- **WHAT THE TASK REQUIRES**
State, as a single number, how many lines in the data below contain "JSON".

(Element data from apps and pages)
⁂

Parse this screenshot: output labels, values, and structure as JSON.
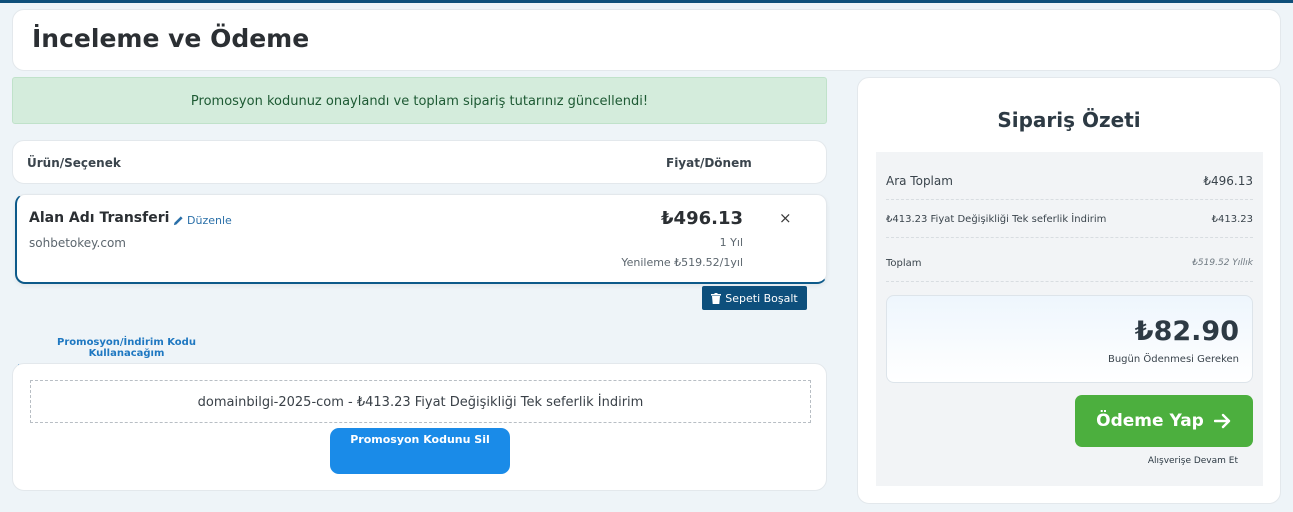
{
  "page": {
    "title": "İnceleme ve Ödeme"
  },
  "alert": {
    "message": "Promosyon kodunuz onaylandı ve toplam sipariş tutarınız güncellendi!"
  },
  "cart": {
    "headers": {
      "product": "Ürün/Seçenek",
      "price": "Fiyat/Dönem"
    },
    "items": [
      {
        "name": "Alan Adı Transferi",
        "edit_label": "Düzenle",
        "domain": "sohbetokey.com",
        "price": "₺496.13",
        "period": "1 Yıl",
        "renewal": "Yenileme ₺519.52/1yıl",
        "remove_icon": "×"
      }
    ],
    "empty_cart_label": "Sepeti Boşalt"
  },
  "promo": {
    "tab_label": "Promosyon/İndirim Kodu Kullanacağım",
    "applied_code": "domainbilgi-2025-com - ₺413.23 Fiyat Değişikliği Tek seferlik İndirim",
    "remove_label": "Promosyon Kodunu Sil"
  },
  "summary": {
    "title": "Sipariş Özeti",
    "rows": [
      {
        "label": "Ara Toplam",
        "value": "₺496.13"
      },
      {
        "label": "₺413.23 Fiyat Değişikliği Tek seferlik İndirim",
        "value": "₺413.23"
      },
      {
        "label": "Toplam",
        "value": "₺519.52 Yıllık"
      }
    ],
    "total_amount": "₺82.90",
    "total_label": "Bugün Ödenmesi Gereken",
    "pay_label": "Ödeme Yap",
    "continue_label": "Alışverişe Devam Et"
  },
  "colors": {
    "primary": "#0d4f7c",
    "success_button": "#4caf3e",
    "promo_button": "#1a8be8",
    "alert_bg": "#d4ecdc"
  },
  "icons": {
    "edit": "pencil-icon",
    "trash": "trash-icon",
    "close": "close-icon",
    "arrow": "arrow-right-icon"
  }
}
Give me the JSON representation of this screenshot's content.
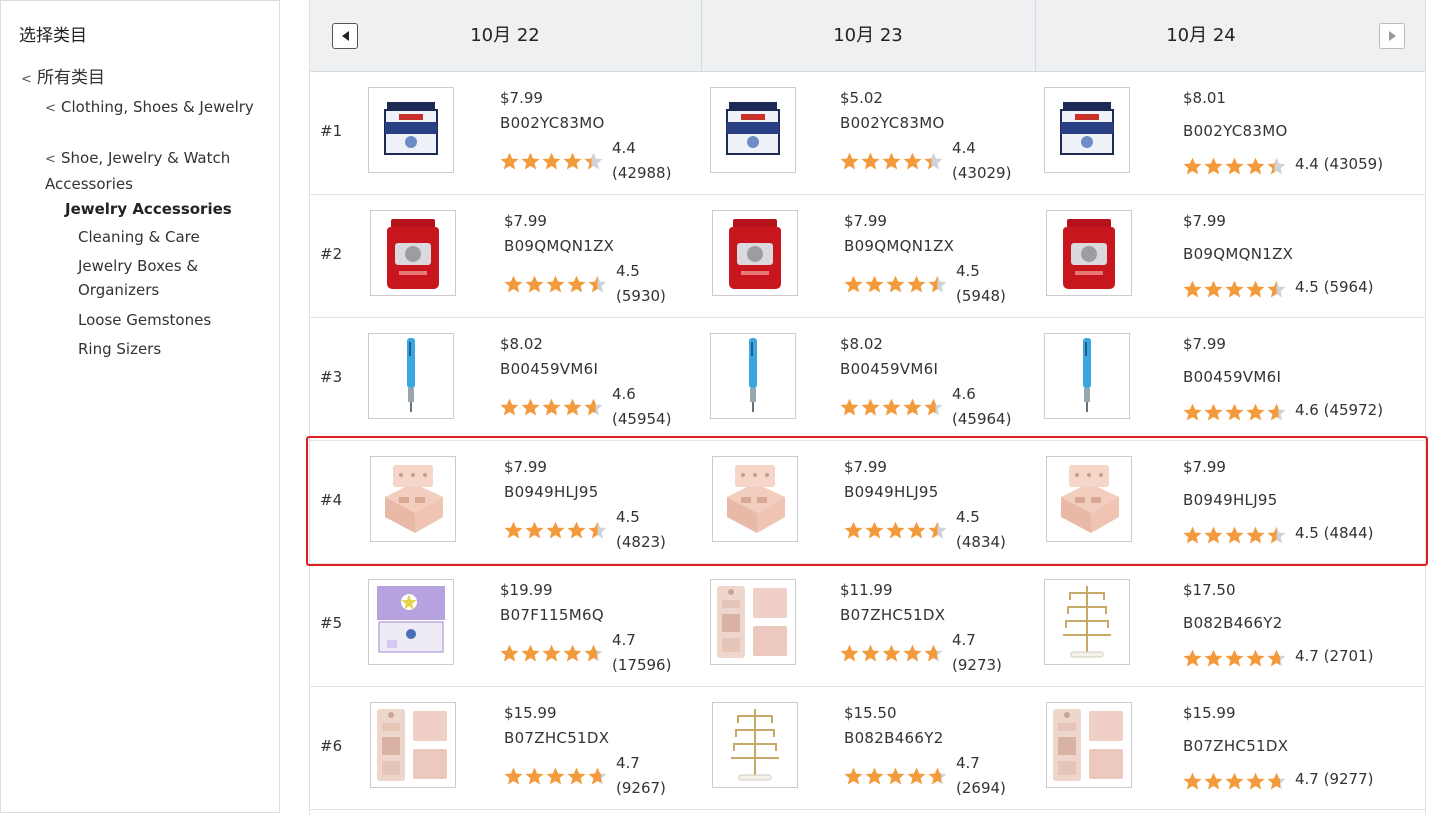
{
  "sidebar": {
    "title": "选择类目",
    "root": "所有类目",
    "level1": [
      "Clothing, Shoes & Jewelry",
      "Shoe, Jewelry & Watch Accessories"
    ],
    "current": "Jewelry Accessories",
    "subcategories": [
      "Cleaning & Care",
      "Jewelry Boxes & Organizers",
      "Loose Gemstones",
      "Ring Sizers"
    ]
  },
  "header": {
    "dates": [
      "10月 22",
      "10月 23",
      "10月 24"
    ]
  },
  "star_color": "#f39a3c",
  "highlight_color": "#e02020",
  "rows": [
    {
      "rank": "#1",
      "cells": [
        {
          "price": "$7.99",
          "asin": "B002YC83MO",
          "rating": "4.4",
          "reviews": "(42988)",
          "image": "jar-navy-icon"
        },
        {
          "price": "$5.02",
          "asin": "B002YC83MO",
          "rating": "4.4",
          "reviews": "(43029)",
          "image": "jar-navy-icon"
        },
        {
          "price": "$8.01",
          "asin": "B002YC83MO",
          "rating": "4.4",
          "reviews": "(43059)",
          "image": "jar-navy-icon"
        }
      ]
    },
    {
      "rank": "#2",
      "cells": [
        {
          "price": "$7.99",
          "asin": "B09QMQN1ZX",
          "rating": "4.5",
          "reviews": "(5930)",
          "image": "jar-red-icon"
        },
        {
          "price": "$7.99",
          "asin": "B09QMQN1ZX",
          "rating": "4.5",
          "reviews": "(5948)",
          "image": "jar-red-icon"
        },
        {
          "price": "$7.99",
          "asin": "B09QMQN1ZX",
          "rating": "4.5",
          "reviews": "(5964)",
          "image": "jar-red-icon"
        }
      ]
    },
    {
      "rank": "#3",
      "cells": [
        {
          "price": "$8.02",
          "asin": "B00459VM6I",
          "rating": "4.6",
          "reviews": "(45954)",
          "image": "pen-blue-icon"
        },
        {
          "price": "$8.02",
          "asin": "B00459VM6I",
          "rating": "4.6",
          "reviews": "(45964)",
          "image": "pen-blue-icon"
        },
        {
          "price": "$7.99",
          "asin": "B00459VM6I",
          "rating": "4.6",
          "reviews": "(45972)",
          "image": "pen-blue-icon"
        }
      ]
    },
    {
      "rank": "#4",
      "cells": [
        {
          "price": "$7.99",
          "asin": "B0949HLJ95",
          "rating": "4.5",
          "reviews": "(4823)",
          "image": "jewelry-box-pink-icon"
        },
        {
          "price": "$7.99",
          "asin": "B0949HLJ95",
          "rating": "4.5",
          "reviews": "(4834)",
          "image": "jewelry-box-pink-icon"
        },
        {
          "price": "$7.99",
          "asin": "B0949HLJ95",
          "rating": "4.5",
          "reviews": "(4844)",
          "image": "jewelry-box-pink-icon"
        }
      ]
    },
    {
      "rank": "#5",
      "cells": [
        {
          "price": "$19.99",
          "asin": "B07F115M6Q",
          "rating": "4.7",
          "reviews": "(17596)",
          "image": "music-box-purple-icon"
        },
        {
          "price": "$11.99",
          "asin": "B07ZHC51DX",
          "rating": "4.7",
          "reviews": "(9273)",
          "image": "roll-organizer-pink-icon"
        },
        {
          "price": "$17.50",
          "asin": "B082B466Y2",
          "rating": "4.7",
          "reviews": "(2701)",
          "image": "jewelry-stand-gold-icon"
        }
      ]
    },
    {
      "rank": "#6",
      "cells": [
        {
          "price": "$15.99",
          "asin": "B07ZHC51DX",
          "rating": "4.7",
          "reviews": "(9267)",
          "image": "roll-organizer-pink-icon"
        },
        {
          "price": "$15.50",
          "asin": "B082B466Y2",
          "rating": "4.7",
          "reviews": "(2694)",
          "image": "jewelry-stand-gold-icon"
        },
        {
          "price": "$15.99",
          "asin": "B07ZHC51DX",
          "rating": "4.7",
          "reviews": "(9277)",
          "image": "roll-organizer-pink-icon"
        }
      ]
    }
  ]
}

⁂

- **FINISHED TASK**
2